“The principal purpose of the ABRP is to provide appropriate oversight similar to how the ICAS-administered ACE program has operated with performers for more than 25 years,” says ICAS Vice President of Safety and Operations Dan Hollowell. “The program will also include a path for people who currently are not air bosses, but want to become one.”
The ABRP will be based on a review of multiple-choice test results, experience, recommendations and – in some cases – evaluation results for each applicant. Based on the totality of the prospective air boss’s application package, ICAS may make a recommendation to the FAA to issue the applicant a Letter of Authorization (LoA) to provide air boss services at three different levels: Basic, Standard and Recognized.

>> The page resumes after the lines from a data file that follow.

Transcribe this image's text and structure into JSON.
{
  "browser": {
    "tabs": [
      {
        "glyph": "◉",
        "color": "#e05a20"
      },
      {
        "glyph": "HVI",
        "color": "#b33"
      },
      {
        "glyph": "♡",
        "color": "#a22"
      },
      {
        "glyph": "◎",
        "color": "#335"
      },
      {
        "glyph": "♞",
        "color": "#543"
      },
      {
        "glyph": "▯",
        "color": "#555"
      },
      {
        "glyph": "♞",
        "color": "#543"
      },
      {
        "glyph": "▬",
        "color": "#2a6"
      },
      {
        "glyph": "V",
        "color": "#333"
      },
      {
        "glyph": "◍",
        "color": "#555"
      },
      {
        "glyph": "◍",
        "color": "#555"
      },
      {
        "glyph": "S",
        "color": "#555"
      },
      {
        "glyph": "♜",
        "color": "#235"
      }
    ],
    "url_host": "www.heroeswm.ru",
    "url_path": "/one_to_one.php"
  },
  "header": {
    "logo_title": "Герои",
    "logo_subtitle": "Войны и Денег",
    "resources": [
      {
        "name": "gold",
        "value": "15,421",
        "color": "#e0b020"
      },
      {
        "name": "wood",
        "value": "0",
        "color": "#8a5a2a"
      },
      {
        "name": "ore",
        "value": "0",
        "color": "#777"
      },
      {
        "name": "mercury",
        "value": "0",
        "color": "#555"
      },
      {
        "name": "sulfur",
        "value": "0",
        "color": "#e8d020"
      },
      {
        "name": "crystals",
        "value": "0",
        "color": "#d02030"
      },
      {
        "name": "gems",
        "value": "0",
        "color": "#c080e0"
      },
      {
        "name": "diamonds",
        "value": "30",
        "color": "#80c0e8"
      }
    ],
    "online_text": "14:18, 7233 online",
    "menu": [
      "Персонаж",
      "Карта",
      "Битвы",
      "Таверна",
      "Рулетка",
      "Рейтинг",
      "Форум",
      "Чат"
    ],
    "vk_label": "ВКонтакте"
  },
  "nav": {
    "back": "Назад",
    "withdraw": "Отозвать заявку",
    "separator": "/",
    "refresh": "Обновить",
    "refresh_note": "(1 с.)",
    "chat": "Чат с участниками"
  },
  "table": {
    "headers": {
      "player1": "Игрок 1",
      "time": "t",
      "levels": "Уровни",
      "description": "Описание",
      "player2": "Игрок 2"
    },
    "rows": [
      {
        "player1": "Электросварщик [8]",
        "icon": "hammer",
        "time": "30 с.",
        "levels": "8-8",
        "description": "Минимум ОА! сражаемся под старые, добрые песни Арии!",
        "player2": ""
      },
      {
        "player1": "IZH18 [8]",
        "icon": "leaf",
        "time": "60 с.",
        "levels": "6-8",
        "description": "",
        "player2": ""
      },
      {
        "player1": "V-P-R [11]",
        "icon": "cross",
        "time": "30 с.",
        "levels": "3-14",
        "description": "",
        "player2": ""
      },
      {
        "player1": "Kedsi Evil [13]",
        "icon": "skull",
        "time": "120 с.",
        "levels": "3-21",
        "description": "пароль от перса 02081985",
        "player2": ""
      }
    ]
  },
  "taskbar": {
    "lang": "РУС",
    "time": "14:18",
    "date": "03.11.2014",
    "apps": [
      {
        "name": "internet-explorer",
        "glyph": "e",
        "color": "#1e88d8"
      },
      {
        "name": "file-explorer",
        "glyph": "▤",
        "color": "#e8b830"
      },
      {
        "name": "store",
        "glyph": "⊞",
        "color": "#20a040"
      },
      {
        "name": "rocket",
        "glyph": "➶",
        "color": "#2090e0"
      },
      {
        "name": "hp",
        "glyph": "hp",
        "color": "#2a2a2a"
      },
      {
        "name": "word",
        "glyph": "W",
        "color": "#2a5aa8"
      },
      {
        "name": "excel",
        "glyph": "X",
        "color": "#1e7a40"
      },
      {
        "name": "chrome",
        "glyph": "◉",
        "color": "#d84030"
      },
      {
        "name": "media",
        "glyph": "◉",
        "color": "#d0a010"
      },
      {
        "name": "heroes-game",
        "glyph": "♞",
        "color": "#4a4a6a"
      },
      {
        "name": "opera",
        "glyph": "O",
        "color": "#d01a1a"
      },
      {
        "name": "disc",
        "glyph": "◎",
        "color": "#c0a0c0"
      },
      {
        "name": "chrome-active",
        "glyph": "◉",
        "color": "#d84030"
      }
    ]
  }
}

Basic Air Bosses may provide air boss services at uncomplicated shows with a small number of performers (five or less). Standard Air Bosses may provide air boss services at more complicated shows with a larger number of performers. Complex air shows – and, in particular, any show that includes military aerobatic performers – will require a Recognized Air Boss that will come in two different varieties. A Recognized Air Boss/Single Venue will be permitted to provide air boss services for complex shows at only one, specific venue. A Recognized Air Boss/Multiple Venue may provide air boss services at any complex show.
Current plans call for air bosses and prospective air bosses to work throughout the remainder of 2018 to meet the requirements of the ABRP with compliance becoming mandatory effective January 1, 2019.
Visit www.airshows.aero to learn more about the new Air Boss Recognition Program.